What you have to do:
Report every line of the records below that includes the string "title".

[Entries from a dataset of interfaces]
= = =
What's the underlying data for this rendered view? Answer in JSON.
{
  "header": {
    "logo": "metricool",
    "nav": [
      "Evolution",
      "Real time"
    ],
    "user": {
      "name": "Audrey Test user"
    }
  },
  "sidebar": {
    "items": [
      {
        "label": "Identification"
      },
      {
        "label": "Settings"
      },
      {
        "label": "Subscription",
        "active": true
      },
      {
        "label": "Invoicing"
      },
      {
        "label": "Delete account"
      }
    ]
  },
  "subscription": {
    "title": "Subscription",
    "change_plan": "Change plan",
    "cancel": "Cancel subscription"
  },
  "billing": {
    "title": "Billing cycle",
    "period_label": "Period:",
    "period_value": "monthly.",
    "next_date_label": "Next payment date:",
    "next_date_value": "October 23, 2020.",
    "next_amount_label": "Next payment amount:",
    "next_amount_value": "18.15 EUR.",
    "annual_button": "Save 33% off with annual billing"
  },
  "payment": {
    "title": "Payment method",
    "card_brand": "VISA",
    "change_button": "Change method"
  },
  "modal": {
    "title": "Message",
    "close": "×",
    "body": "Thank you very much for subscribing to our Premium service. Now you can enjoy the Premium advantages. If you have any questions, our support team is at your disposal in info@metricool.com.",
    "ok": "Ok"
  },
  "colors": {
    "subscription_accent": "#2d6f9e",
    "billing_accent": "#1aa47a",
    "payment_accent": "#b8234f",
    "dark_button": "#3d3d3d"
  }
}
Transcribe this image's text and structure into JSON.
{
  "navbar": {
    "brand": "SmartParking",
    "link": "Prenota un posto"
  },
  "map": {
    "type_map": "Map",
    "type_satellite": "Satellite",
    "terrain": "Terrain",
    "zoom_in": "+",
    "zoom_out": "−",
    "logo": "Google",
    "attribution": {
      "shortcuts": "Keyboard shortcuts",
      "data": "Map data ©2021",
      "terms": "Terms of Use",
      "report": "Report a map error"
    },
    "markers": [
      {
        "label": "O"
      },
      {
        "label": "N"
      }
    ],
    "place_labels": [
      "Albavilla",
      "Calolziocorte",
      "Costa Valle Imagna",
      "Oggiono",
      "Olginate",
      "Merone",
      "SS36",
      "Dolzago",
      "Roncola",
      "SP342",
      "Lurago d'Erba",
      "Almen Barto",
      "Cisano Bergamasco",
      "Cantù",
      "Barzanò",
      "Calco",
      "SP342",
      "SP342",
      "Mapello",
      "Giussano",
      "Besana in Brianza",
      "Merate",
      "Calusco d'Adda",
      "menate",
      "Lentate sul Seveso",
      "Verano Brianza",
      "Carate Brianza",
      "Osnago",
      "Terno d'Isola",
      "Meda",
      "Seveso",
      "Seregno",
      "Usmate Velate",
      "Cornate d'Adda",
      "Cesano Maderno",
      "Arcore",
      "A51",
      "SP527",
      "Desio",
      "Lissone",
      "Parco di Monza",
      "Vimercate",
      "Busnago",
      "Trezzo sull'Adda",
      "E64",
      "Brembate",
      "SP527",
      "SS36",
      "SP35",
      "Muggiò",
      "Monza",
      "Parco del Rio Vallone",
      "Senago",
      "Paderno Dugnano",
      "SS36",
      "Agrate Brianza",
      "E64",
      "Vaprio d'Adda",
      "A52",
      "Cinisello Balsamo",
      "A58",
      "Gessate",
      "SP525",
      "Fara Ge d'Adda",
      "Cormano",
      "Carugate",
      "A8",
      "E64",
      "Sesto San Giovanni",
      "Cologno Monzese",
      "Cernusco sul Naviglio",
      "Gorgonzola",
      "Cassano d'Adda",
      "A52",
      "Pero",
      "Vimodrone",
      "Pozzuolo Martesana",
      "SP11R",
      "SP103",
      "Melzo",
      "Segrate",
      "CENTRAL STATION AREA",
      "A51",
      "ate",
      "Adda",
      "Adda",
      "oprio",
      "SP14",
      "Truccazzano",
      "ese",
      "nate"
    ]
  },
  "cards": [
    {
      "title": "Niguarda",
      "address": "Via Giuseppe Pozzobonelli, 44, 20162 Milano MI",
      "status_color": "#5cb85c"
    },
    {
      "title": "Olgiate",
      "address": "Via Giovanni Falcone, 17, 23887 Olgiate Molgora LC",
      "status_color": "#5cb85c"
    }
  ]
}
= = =
Exercise answer:
    "title": "Subscription",
    "title": "Billing cycle",
    "title": "Payment method",
    "title": "Message",
      "title": "Niguarda",
      "title": "Olgiate",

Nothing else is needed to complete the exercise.